------ Stored data

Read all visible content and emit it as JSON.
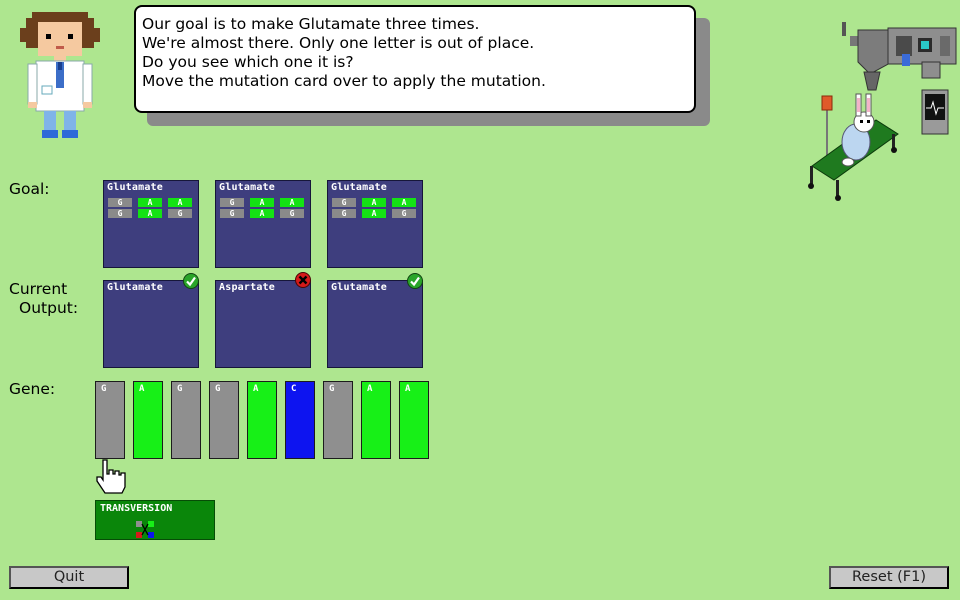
{
  "dialog": {
    "lines": [
      "Our goal is to make Glutamate three times.",
      "We're almost there. Only one letter is out of place.",
      "Do you see which one it is?",
      "Move the mutation card over to apply the mutation."
    ]
  },
  "labels": {
    "goal": "Goal:",
    "current": "Current",
    "output": "Output:",
    "gene": "Gene:"
  },
  "goal_cards": [
    {
      "title": "Glutamate",
      "codons": [
        [
          "G",
          "G"
        ],
        [
          "A",
          "A"
        ],
        [
          "A",
          "G"
        ]
      ]
    },
    {
      "title": "Glutamate",
      "codons": [
        [
          "G",
          "G"
        ],
        [
          "A",
          "A"
        ],
        [
          "A",
          "G"
        ]
      ]
    },
    {
      "title": "Glutamate",
      "codons": [
        [
          "G",
          "G"
        ],
        [
          "A",
          "A"
        ],
        [
          "A",
          "G"
        ]
      ]
    }
  ],
  "output_cards": [
    {
      "title": "Glutamate",
      "status": "correct"
    },
    {
      "title": "Aspartate",
      "status": "wrong"
    },
    {
      "title": "Glutamate",
      "status": "correct"
    }
  ],
  "gene": [
    "G",
    "A",
    "G",
    "G",
    "A",
    "C",
    "G",
    "A",
    "A"
  ],
  "mutation_card": {
    "title": "TRANSVERSION"
  },
  "buttons": {
    "quit": "Quit",
    "reset": "Reset (F1)"
  },
  "colors": {
    "background": "#aee68f",
    "G": "#8f8f8f",
    "A": "#17f017",
    "C": "#0d14f0",
    "card": "#3e3e7e",
    "mutation_card": "#0a860a"
  },
  "icons": {
    "correct": "check-icon",
    "wrong": "x-icon",
    "cursor": "hand-cursor-icon"
  }
}
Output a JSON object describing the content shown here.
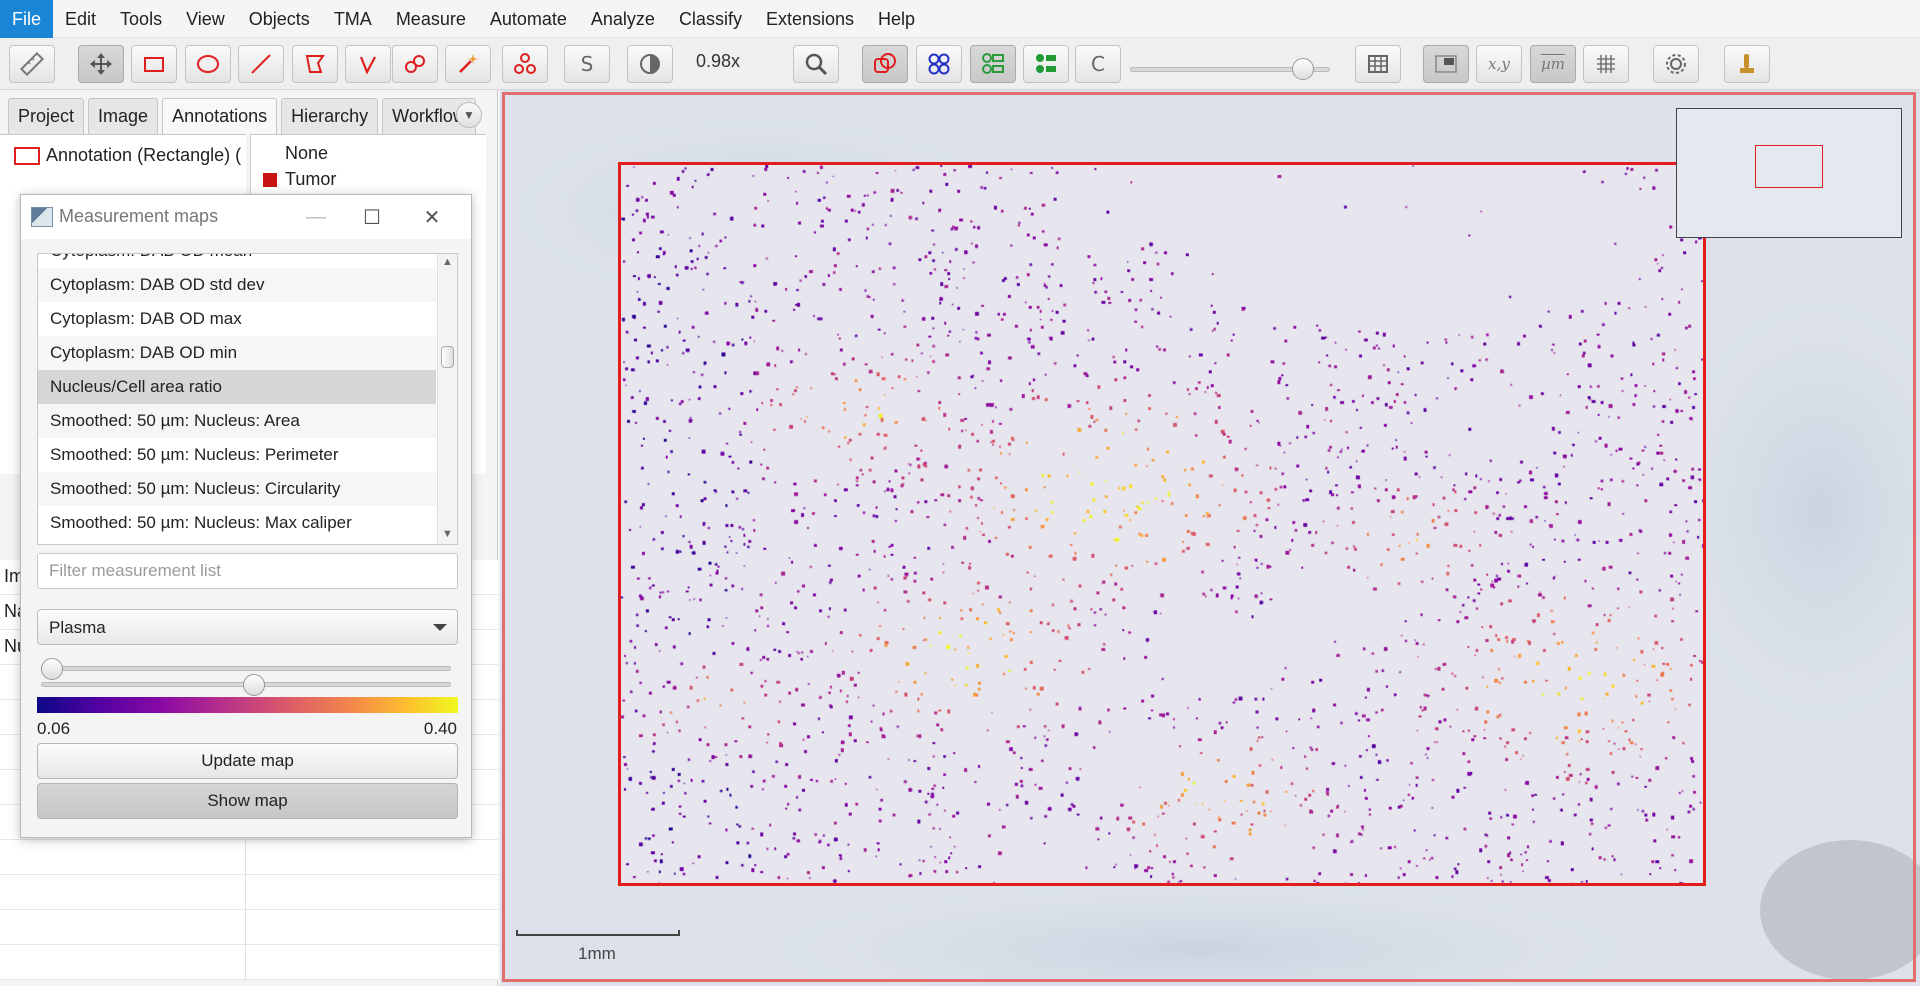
{
  "menu": [
    "File",
    "Edit",
    "Tools",
    "View",
    "Objects",
    "TMA",
    "Measure",
    "Automate",
    "Analyze",
    "Classify",
    "Extensions",
    "Help"
  ],
  "toolbar": {
    "zoom": "0.98x",
    "opacity_fraction": 0.9,
    "icons": [
      "ruler-icon",
      "move-icon",
      "rectangle-icon",
      "ellipse-icon",
      "line-icon",
      "polygon-icon",
      "polyline-icon",
      "brush-icon",
      "wand-icon",
      "points-icon",
      "selection-mode-icon",
      "brightness-contrast-icon",
      "zoom-to-fit-icon",
      "show-annotations-icon",
      "show-tma-grid-icon",
      "show-detections-icon",
      "fill-detections-icon",
      "show-connections-icon",
      "opacity-slider",
      "measurement-table-icon",
      "overview-icon",
      "cursor-location-icon",
      "scalebar-icon",
      "grid-icon",
      "settings-icon",
      "log-icon"
    ],
    "s_label": "S",
    "c_label": "C",
    "xy_label": "x,y",
    "um_label": "µm"
  },
  "left_panel": {
    "tabs": [
      "Project",
      "Image",
      "Annotations",
      "Hierarchy",
      "Workflow"
    ],
    "active_tab": "Annotations",
    "annotation_item": "Annotation (Rectangle) (",
    "classes": [
      {
        "name": "None",
        "color": ""
      },
      {
        "name": "Tumor",
        "color": "#c81414"
      }
    ],
    "row_fragments": [
      "Im",
      "Na",
      "Nu"
    ]
  },
  "dialog": {
    "title": "Measurement maps",
    "partial_top_item": "Cytoplasm: DAB OD mean",
    "items": [
      "Cytoplasm: DAB OD std dev",
      "Cytoplasm: DAB OD max",
      "Cytoplasm: DAB OD min",
      "Nucleus/Cell area ratio",
      "Smoothed: 50 µm: Nucleus: Area",
      "Smoothed: 50 µm: Nucleus: Perimeter",
      "Smoothed: 50 µm: Nucleus: Circularity",
      "Smoothed: 50 µm: Nucleus: Max caliper"
    ],
    "selected_item": "Nucleus/Cell area ratio",
    "filter_placeholder": "Filter measurement list",
    "colormap": "Plasma",
    "min_slider_fraction": 0.0,
    "max_slider_fraction": 0.52,
    "min_value": "0.06",
    "max_value": "0.40",
    "update_button": "Update map",
    "show_button": "Show map"
  },
  "viewer": {
    "scalebar_label": "1mm",
    "roi_color": "#e31c1c"
  },
  "colors": {
    "menu_active": "#1c86d6",
    "annotation": "#e21e1e"
  }
}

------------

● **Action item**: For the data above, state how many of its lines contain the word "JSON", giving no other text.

● **Solution to this exercise**: 2